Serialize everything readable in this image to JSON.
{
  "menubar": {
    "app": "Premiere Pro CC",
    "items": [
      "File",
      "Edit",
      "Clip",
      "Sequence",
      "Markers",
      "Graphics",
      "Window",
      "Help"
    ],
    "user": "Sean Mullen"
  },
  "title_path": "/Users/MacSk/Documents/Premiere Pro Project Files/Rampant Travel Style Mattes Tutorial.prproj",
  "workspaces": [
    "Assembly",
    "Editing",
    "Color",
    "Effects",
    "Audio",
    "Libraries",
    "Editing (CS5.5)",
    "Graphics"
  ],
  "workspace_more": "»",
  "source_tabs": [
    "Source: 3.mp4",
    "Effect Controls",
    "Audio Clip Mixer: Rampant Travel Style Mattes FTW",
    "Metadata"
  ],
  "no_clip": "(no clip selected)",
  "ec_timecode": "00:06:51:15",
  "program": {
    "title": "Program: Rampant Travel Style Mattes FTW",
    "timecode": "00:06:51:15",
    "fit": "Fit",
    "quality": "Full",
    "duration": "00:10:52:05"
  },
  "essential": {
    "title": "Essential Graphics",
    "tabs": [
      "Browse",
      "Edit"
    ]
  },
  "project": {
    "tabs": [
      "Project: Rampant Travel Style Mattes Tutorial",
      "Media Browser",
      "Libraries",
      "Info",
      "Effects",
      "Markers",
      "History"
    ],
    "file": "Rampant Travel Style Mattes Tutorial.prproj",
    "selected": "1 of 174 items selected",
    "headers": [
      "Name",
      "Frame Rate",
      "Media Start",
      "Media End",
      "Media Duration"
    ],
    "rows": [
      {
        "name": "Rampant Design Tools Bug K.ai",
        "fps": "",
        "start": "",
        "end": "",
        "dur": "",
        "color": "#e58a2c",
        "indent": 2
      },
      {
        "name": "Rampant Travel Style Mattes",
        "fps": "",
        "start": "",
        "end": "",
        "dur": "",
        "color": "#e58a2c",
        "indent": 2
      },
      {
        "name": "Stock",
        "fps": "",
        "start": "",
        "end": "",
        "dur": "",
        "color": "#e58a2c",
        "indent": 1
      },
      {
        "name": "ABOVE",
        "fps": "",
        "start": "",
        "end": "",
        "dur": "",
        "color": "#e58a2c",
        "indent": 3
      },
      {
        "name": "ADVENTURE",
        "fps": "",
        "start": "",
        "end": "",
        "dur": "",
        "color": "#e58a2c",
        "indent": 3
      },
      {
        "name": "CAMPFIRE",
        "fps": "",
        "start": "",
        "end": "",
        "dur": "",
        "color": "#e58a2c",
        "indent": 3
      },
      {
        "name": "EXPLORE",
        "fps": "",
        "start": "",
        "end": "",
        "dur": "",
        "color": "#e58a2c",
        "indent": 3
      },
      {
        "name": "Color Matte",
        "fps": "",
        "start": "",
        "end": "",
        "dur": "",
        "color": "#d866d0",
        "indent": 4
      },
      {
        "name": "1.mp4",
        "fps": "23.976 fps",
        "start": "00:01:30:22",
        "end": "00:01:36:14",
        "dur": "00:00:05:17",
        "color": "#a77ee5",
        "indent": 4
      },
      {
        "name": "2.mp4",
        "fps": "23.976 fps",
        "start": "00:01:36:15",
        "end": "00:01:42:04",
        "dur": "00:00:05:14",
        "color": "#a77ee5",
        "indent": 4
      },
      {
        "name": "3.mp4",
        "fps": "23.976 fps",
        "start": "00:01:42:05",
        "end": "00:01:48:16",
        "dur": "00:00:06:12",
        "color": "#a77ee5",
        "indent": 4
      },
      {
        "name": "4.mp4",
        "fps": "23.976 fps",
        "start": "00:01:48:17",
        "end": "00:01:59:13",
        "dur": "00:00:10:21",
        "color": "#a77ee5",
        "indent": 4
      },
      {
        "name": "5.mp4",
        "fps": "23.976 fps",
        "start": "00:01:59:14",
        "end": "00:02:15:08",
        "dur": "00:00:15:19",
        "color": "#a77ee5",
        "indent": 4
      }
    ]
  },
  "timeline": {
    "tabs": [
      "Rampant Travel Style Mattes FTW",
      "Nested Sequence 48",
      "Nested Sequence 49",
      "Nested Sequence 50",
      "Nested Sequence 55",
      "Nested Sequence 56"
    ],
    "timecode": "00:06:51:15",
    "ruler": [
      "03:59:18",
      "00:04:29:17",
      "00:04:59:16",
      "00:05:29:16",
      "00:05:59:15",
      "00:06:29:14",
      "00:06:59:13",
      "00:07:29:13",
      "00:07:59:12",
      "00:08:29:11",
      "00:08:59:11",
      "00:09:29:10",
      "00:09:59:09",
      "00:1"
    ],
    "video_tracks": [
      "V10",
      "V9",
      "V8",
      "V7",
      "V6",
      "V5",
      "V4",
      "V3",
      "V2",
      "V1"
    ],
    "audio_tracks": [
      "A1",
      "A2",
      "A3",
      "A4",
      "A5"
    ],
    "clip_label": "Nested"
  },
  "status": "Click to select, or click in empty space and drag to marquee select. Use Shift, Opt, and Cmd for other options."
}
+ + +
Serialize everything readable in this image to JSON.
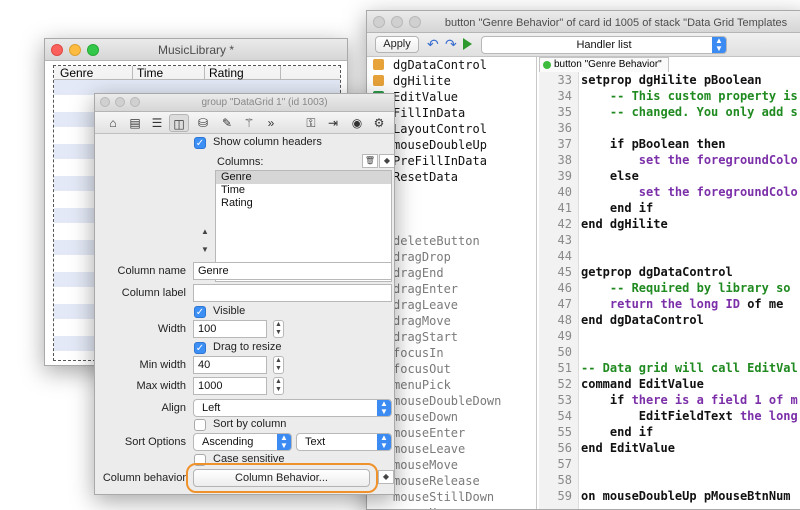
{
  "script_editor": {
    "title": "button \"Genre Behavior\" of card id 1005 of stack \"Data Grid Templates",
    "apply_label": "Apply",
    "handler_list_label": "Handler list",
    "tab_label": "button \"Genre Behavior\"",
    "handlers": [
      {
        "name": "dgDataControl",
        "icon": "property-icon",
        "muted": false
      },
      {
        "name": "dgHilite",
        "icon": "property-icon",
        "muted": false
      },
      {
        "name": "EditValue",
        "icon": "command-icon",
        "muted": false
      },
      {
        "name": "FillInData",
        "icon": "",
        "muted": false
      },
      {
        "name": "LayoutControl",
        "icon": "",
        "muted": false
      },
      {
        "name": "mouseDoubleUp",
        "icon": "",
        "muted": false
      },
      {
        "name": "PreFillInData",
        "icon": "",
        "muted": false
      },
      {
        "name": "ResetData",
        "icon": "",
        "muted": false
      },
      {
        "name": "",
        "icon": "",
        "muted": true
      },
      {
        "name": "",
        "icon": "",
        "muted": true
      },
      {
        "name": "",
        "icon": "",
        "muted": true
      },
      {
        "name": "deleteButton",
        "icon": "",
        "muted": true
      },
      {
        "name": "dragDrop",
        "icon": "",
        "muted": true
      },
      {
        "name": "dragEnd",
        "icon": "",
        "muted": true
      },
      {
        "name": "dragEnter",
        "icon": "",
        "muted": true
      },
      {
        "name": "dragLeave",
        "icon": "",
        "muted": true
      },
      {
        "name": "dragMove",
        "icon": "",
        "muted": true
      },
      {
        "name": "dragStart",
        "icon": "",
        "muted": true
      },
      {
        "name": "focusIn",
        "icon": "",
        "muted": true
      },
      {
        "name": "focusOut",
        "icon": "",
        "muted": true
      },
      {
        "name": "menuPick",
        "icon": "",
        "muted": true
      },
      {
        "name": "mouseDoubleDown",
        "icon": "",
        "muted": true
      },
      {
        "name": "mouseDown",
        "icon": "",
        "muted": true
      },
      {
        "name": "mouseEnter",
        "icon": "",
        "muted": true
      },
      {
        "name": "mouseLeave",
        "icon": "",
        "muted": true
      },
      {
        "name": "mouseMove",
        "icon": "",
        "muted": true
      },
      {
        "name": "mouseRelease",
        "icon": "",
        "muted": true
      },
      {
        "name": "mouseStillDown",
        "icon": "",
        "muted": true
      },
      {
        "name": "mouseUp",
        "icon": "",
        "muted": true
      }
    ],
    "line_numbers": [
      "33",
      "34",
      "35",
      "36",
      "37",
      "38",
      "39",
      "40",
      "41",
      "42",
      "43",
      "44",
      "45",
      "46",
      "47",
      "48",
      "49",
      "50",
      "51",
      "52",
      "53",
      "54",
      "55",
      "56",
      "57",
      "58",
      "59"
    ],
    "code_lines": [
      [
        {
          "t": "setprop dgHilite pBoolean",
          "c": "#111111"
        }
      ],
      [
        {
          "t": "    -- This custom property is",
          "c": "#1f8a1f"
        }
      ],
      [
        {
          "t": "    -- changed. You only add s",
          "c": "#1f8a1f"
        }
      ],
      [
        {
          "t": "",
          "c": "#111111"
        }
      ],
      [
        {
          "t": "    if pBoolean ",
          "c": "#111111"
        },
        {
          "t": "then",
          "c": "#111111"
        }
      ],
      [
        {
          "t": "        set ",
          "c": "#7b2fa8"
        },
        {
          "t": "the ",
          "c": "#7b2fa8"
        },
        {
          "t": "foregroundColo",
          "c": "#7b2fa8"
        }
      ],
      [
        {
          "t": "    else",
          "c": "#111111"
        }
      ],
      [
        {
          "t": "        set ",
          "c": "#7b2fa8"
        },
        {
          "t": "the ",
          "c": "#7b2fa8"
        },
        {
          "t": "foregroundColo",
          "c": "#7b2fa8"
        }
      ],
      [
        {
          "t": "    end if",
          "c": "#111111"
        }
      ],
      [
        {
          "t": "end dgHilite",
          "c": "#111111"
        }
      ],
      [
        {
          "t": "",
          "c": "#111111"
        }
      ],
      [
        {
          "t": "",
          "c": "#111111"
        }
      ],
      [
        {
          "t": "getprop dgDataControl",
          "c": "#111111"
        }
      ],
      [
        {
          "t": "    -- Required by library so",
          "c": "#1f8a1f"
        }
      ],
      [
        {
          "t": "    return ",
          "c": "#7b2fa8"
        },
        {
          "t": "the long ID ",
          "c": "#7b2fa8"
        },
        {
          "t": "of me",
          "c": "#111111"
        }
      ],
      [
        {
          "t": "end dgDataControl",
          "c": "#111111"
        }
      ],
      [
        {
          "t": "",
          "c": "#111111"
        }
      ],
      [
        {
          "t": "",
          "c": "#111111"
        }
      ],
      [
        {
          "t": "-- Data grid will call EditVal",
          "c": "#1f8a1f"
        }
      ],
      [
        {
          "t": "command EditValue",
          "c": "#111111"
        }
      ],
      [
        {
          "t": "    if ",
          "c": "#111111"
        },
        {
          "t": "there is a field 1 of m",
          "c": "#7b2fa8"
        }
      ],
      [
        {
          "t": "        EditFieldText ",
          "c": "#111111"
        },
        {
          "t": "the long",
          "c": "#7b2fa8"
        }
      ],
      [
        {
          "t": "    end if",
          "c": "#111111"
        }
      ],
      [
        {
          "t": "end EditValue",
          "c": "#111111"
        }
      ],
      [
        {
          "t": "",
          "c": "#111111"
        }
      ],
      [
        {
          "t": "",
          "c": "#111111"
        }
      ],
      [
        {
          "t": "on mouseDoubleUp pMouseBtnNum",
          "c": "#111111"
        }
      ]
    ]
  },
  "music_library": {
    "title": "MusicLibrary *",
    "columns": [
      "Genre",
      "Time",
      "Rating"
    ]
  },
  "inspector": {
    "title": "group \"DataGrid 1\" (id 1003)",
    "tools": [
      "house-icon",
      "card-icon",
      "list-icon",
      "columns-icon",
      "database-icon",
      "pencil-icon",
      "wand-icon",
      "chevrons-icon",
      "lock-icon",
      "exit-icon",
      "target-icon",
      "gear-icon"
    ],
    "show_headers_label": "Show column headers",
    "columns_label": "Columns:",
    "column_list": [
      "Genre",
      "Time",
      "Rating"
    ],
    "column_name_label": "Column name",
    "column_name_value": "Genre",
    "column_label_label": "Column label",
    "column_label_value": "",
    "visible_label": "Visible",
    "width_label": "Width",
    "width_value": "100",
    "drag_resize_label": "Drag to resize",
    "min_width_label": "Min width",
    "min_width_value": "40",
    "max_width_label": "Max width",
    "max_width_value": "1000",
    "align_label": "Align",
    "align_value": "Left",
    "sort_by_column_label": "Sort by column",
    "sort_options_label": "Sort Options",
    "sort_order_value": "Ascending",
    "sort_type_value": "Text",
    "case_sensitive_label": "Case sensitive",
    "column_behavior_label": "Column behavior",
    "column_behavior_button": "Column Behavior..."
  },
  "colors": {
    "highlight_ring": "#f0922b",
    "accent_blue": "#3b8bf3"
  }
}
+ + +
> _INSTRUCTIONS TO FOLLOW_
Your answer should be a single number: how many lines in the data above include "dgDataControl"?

> _ANSWER_
3